Mud Room closet for coats with built-in bench
This mudroom storage system gives school children a place to keep their shoes, boots, jackets and backpacks as well a bench to sit down — all located right next to the door where they come in.
See Project >



mudroom with rain gear, jackets and backpacks
This organized mud room storage system replaced a traditional closet next to the rear entry door of the home. The space connects the attached garage to the kitchen and is used by the children when they go to and from school.
See Project >



Custom bedroom suite with desk for room with angled ceiling
This custom bedroom suite with a desk designed to fit under the slanted ceiling encourages good study habits.
See Project >

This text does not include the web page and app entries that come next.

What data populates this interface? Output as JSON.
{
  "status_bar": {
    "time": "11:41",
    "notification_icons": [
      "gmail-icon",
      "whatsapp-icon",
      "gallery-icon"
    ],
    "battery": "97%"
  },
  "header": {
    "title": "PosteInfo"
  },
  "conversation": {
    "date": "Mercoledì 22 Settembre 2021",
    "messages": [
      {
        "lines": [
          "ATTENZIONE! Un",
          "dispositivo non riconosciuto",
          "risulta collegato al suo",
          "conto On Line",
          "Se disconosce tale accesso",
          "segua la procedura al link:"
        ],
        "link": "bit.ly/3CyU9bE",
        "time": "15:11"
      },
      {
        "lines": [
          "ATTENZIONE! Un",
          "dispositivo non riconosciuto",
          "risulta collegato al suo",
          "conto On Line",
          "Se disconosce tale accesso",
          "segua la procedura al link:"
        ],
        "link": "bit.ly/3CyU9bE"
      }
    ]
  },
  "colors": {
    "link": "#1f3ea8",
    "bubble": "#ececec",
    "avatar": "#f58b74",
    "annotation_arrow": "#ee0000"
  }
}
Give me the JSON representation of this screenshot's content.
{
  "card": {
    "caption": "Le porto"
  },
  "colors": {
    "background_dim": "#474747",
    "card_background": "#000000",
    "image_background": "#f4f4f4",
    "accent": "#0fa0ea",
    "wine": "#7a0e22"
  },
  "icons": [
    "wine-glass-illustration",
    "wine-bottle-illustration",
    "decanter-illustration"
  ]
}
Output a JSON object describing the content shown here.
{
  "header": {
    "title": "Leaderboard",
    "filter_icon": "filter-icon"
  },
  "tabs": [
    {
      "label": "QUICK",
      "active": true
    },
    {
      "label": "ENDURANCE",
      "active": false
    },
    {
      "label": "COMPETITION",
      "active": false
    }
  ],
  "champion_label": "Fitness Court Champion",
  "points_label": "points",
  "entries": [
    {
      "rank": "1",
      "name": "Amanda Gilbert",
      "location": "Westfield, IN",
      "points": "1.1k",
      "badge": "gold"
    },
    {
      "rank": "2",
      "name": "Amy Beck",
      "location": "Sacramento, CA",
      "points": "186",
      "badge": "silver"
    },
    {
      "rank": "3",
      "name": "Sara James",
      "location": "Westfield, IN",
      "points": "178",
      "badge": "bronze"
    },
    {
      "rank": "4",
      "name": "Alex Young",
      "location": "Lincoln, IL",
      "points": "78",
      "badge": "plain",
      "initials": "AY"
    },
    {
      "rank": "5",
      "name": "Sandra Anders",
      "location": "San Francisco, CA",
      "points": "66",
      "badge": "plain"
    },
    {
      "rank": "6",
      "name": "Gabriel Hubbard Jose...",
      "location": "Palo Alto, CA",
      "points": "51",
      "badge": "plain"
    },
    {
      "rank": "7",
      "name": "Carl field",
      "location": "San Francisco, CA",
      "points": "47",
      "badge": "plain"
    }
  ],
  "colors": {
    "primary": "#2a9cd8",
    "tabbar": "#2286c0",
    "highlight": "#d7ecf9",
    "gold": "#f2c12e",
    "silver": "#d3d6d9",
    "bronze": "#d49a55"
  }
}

Closet for a young girl
This closet for a young girl includes lower clothing rods poitioned at eye level so that she can select her own clothing and get dressed independently.
See Project >